“Sarah is somebody who doesn’t play by the rules of the game; she invents her own,’’ said Jim Bratten, Indiana state coordinator for the Tea Party Patriots. “She doesn’t have a campaign committee or an exploratory committee. She’s doing something completely different.’’

Bratten said Cain, Bachmann, and former Pennsylvania senator Rick Santorum all enjoy some Tea Party support, and that former Minnesota governor Tim Pawlenty, having moved away from some past moderate positions, is gaining momentum. As for Romney, a WMUR poll in February in New Hampshire showed he attracted considerable Tea Party support, but nationally the former Massachusetts governor is an unacceptable choice for many in the Tea Party movement because of his support for mandatory health insurance in his state.

The apparent lack of an early national Tea Party groundswell for Palin may have much to do with the perception among many activists that Palin is too polarizing a figure to attract independent voters in a general election.

“Right or wrong, there’s a feeling she might not be able to beat Barack Obama,’’ said Richard Viguerie, a conservative author and activist who runs the Conservative HQ website.

For several months, Palin has been polling at around 5 percent support in New Hampshire, according to Andrew Smith, director of the University of New Hampshire Survey Center. She has the lowest favorability ratings in the state of any potential Republican candidate. “She’s become increasingly less popular the further we get from the 2008 presidential election,’’ Smith said.

Smith said Palin’s mid-term resignation as Alaska governor and the perception of her as a TV star rather than a politician have hurt her image. The audience Palin most appeals to nationally — blue collar social conservatives — is not a large group in New Hampshire.

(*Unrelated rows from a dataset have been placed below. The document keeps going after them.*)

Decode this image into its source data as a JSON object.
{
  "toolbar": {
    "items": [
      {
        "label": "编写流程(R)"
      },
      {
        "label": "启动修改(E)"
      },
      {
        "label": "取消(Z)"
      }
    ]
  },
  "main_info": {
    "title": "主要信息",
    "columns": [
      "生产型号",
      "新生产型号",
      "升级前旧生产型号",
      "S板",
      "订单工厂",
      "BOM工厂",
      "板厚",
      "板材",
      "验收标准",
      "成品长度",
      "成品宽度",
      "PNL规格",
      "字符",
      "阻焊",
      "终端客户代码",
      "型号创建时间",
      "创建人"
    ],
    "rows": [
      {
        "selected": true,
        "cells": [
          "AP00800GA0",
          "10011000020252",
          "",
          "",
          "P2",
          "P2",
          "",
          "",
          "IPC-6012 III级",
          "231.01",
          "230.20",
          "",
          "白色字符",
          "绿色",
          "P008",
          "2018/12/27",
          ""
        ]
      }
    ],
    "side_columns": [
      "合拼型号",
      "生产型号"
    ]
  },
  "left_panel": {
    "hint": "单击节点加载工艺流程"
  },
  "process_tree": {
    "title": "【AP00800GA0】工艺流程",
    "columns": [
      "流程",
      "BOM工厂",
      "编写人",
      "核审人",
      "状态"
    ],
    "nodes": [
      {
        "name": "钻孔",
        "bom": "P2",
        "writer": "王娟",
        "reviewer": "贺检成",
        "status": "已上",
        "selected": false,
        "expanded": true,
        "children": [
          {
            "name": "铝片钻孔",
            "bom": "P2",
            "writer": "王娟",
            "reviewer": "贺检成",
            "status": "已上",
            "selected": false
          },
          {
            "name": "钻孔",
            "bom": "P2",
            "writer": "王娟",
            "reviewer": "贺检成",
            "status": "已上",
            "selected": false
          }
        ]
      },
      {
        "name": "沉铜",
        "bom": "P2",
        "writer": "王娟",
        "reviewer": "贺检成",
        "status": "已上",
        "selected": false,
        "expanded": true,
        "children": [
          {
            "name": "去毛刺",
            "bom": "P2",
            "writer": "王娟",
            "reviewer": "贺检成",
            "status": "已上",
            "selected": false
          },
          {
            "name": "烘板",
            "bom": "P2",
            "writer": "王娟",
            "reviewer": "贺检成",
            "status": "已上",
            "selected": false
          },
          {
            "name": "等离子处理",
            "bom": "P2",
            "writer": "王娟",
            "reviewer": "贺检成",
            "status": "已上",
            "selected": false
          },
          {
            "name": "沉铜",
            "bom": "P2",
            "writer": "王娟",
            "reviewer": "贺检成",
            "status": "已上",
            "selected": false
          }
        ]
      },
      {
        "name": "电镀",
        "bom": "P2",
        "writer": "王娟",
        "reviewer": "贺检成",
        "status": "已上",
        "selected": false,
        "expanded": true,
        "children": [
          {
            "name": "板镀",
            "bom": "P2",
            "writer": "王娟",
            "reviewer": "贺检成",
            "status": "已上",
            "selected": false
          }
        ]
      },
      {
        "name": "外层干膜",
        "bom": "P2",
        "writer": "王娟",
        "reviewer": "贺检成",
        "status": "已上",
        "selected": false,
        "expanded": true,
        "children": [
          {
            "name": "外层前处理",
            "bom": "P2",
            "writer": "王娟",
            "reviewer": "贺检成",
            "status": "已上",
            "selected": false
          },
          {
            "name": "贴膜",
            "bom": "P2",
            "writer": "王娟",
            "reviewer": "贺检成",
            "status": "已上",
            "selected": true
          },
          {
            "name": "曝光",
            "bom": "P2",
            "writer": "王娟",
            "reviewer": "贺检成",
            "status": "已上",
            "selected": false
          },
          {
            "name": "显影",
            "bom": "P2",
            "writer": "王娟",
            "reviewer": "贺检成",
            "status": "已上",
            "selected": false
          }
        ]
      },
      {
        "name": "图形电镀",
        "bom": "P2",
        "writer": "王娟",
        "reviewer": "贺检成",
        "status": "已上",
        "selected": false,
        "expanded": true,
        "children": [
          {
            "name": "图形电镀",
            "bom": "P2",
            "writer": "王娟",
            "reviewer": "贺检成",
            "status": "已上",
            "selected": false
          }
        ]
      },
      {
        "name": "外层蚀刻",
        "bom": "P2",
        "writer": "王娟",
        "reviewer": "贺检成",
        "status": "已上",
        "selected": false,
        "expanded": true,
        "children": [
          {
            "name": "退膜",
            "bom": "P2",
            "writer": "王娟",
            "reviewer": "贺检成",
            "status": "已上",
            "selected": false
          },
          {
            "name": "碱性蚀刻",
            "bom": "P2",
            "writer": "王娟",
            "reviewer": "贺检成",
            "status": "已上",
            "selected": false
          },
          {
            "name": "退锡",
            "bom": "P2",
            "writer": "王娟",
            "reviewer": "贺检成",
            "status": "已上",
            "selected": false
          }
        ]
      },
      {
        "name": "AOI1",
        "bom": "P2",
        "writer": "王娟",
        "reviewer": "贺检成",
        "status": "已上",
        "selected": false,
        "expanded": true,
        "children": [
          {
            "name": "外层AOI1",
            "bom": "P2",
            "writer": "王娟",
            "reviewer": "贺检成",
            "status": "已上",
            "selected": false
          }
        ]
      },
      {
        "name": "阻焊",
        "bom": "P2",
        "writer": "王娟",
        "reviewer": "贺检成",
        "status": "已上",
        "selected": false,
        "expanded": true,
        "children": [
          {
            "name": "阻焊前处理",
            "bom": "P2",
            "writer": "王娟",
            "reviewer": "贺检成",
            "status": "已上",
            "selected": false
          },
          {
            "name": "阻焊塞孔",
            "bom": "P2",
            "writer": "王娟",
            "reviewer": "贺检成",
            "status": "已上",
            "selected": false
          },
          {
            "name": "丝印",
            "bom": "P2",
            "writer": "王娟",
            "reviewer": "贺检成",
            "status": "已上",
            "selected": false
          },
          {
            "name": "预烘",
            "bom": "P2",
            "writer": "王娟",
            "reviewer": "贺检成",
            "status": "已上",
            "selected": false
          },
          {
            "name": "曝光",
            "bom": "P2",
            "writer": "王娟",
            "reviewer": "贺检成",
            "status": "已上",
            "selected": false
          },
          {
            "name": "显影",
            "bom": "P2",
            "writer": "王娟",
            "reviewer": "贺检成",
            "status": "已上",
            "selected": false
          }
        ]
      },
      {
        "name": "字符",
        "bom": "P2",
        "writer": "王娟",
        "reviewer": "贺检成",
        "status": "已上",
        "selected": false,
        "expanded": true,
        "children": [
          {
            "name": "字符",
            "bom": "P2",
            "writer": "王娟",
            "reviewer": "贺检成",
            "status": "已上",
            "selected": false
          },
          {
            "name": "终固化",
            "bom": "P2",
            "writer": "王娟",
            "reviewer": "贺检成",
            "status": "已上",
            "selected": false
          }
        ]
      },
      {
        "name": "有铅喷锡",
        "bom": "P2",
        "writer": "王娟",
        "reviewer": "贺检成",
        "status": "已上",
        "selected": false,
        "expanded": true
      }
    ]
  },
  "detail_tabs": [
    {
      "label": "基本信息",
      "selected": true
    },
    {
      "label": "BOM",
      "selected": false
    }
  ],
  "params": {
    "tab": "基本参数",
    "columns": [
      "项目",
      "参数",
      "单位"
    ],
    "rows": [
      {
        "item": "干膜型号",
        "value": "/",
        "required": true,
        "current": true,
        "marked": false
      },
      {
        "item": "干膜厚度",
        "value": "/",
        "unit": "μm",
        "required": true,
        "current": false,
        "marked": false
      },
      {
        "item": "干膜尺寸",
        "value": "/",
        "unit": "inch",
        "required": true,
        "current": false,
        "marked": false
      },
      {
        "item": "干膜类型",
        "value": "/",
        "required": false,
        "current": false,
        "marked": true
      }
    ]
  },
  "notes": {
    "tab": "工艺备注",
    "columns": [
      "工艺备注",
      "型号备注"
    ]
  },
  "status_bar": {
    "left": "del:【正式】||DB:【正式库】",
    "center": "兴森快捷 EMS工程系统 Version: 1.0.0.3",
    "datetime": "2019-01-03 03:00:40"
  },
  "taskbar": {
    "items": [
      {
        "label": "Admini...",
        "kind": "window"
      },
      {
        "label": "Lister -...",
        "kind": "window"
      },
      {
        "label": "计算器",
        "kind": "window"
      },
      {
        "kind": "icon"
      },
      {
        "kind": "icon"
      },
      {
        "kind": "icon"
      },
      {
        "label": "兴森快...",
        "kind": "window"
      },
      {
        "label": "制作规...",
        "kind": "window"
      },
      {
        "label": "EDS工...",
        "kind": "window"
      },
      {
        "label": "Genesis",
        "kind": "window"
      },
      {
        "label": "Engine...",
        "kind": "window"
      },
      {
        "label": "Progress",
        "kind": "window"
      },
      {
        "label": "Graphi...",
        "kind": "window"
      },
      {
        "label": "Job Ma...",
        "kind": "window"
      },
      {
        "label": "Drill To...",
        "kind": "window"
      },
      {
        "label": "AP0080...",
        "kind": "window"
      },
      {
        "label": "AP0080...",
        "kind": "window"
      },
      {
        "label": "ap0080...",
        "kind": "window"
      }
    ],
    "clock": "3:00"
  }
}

“The social conservative wing isn’t here,’’ Smith said. But there is an active Tea Party presence in the state. Nearly half of those surveyed in the WMUR poll of likely Republican primary voters supported the Tea Party movement. A nationwide New York Times/CBS poll a year ago found that 18 percent of respondents supported the Tea Party movement.

Unlike her potential competitors, Palin has not campaigned in New Hampshire. “I don’t really know a lot about Palin, in the sense that I haven’t met with her, haven’t interacted,’’ said Chris Buck, chairman of the Dover Republican Committee and a Tea Party sympathizer.

But the race for the Republican nomination is wide open and nobody among the current crop of contenders has locked up Tea Party support. “I think there is a bit of a vacuum,’’ said Ken Emanuelson, a member of the steering committee of the Dallas Tea Party. When it comes to picking a candidate with Tea Party values, “people will know it when they see it, and they’re not seeing it right now.’’ That means Tea Party conservatives will be willing to listen to Palin’s pitch if she runs, he said. “But she is going to have to earn it.’’

Steve Fontaine, a systems engineer who founded a Tea Party chapter in Barrington, recognizes Palin’s star power but believes Bachmann “understands the essence of the Tea Party,’’ particularly its emphasis on limited government and controlling debt. He likes Cain, “who says all the right things.’’

Fontaine doesn’t yet know whom to support. “I’ll wait until all the debates,’’ he said. “Some people will waffle on some issues. I’ll eliminate those people.’’

Jerry DeLemus, chairman of the Granite State Patriots Liberty PAC, an umbrella organization for Tea Party and other political groups in New Hampshire, said he expects libertarian-leaning Republicans to focus on Palin, Bachmann, and Texas Congressman Ron Paul.

“My only concern,’’ he said, “is if we get too many good conservatives running we may end up with a moderate because it might split the vote.’’

Shira Schoenberg can be reached at Mark Arsenault can be reached at